The grant will improve anti-fraud programs already in place. That means building-up programs like cross-checking unemployment lists against prisons and keeping up-to-date new-hire directories. It will also fund an expansion of the Attorney General's Anti-Fraud Unit.
Experts say unemployment has become too much of a safety net and fraud is a bigger problem than you might think. When people lie about unemployment, businesses lose millions of dollars. They fund unemployment insurance.
Anti-fraud programs have saved Illinois companies more than $120 million in the past year.

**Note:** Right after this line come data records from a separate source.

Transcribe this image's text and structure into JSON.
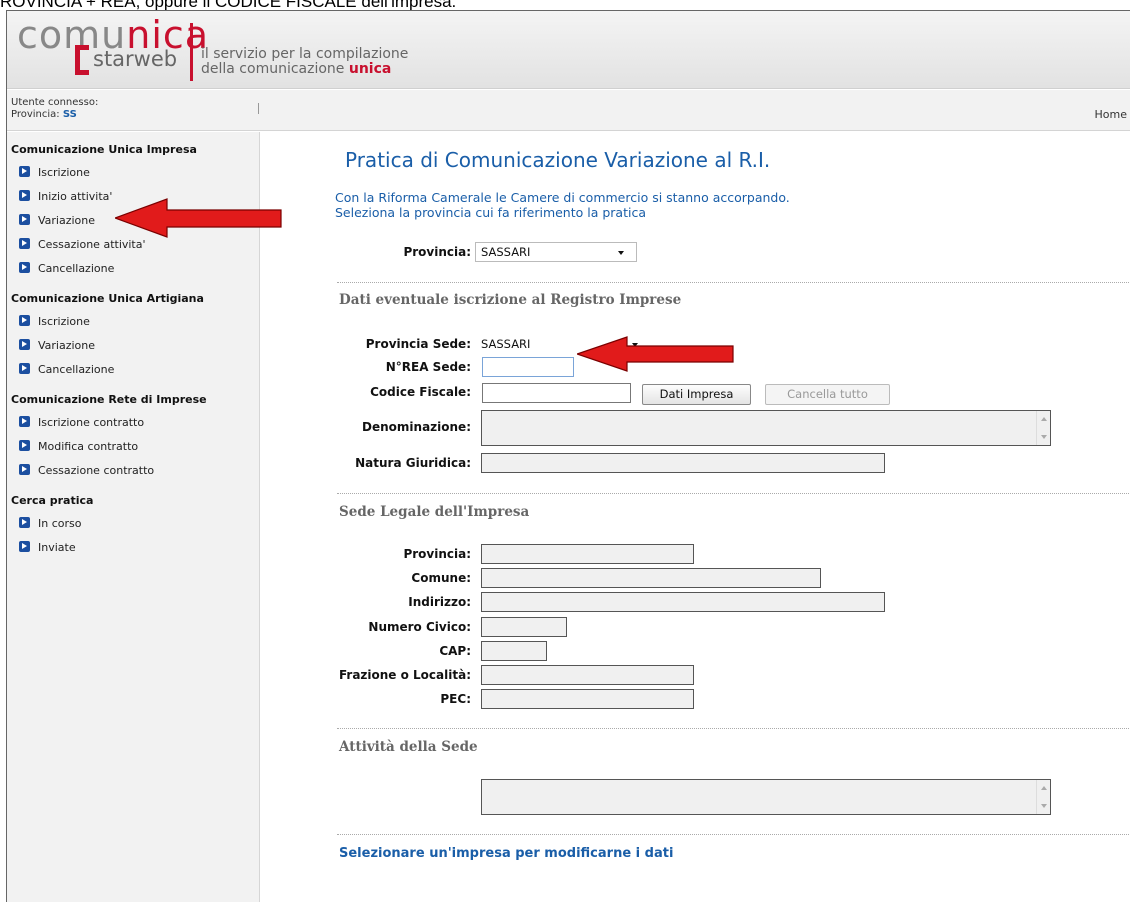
{
  "caption": "ROVINCIA + REA, oppure il CODICE FISCALE dell'impresa.",
  "header": {
    "logo_main": "comu",
    "logo_accent": "nica",
    "logo_sub": "starweb",
    "tagline_line1": "il servizio per la compilazione",
    "tagline_line2_prefix": "della comunicazione ",
    "tagline_line2_accent": "unica"
  },
  "userbar": {
    "user_label": "Utente connesso:",
    "province_label": "Provincia:",
    "province_value": "SS",
    "home_link": "Home"
  },
  "sidebar": {
    "groups": [
      {
        "title": "Comunicazione Unica Impresa",
        "items": [
          "Iscrizione",
          "Inizio attivita'",
          "Variazione",
          "Cessazione attivita'",
          "Cancellazione"
        ]
      },
      {
        "title": "Comunicazione Unica Artigiana",
        "items": [
          "Iscrizione",
          "Variazione",
          "Cancellazione"
        ]
      },
      {
        "title": "Comunicazione Rete di Imprese",
        "items": [
          "Iscrizione contratto",
          "Modifica contratto",
          "Cessazione contratto"
        ]
      },
      {
        "title": "Cerca pratica",
        "items": [
          "In corso",
          "Inviate"
        ]
      }
    ]
  },
  "main": {
    "title": "Pratica di Comunicazione Variazione al R.I.",
    "intro_line1": "Con la Riforma Camerale le Camere di commercio si stanno accorpando.",
    "intro_line2": "Seleziona la provincia cui fa riferimento la pratica",
    "provincia_label": "Provincia:",
    "provincia_value": "SASSARI",
    "section_registro": "Dati eventuale iscrizione al Registro Imprese",
    "provincia_sede_label": "Provincia Sede:",
    "provincia_sede_value": "SASSARI",
    "rea_label": "N°REA Sede:",
    "codice_fiscale_label": "Codice Fiscale:",
    "dati_impresa_button": "Dati Impresa",
    "cancella_button": "Cancella tutto",
    "denominazione_label": "Denominazione:",
    "natura_label": "Natura Giuridica:",
    "section_sede": "Sede Legale dell'Impresa",
    "sede_provincia_label": "Provincia:",
    "comune_label": "Comune:",
    "indirizzo_label": "Indirizzo:",
    "civico_label": "Numero Civico:",
    "cap_label": "CAP:",
    "frazione_label": "Frazione o Località:",
    "pec_label": "PEC:",
    "section_attivita": "Attività della Sede",
    "select_impresa": "Selezionare un'impresa per modificarne i dati"
  },
  "colors": {
    "accent": "#c8102e",
    "link": "#1a5ea8",
    "annotation_arrow": "#e11b1b"
  }
}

That helps put more money in the pockets of people who really do need the extra help.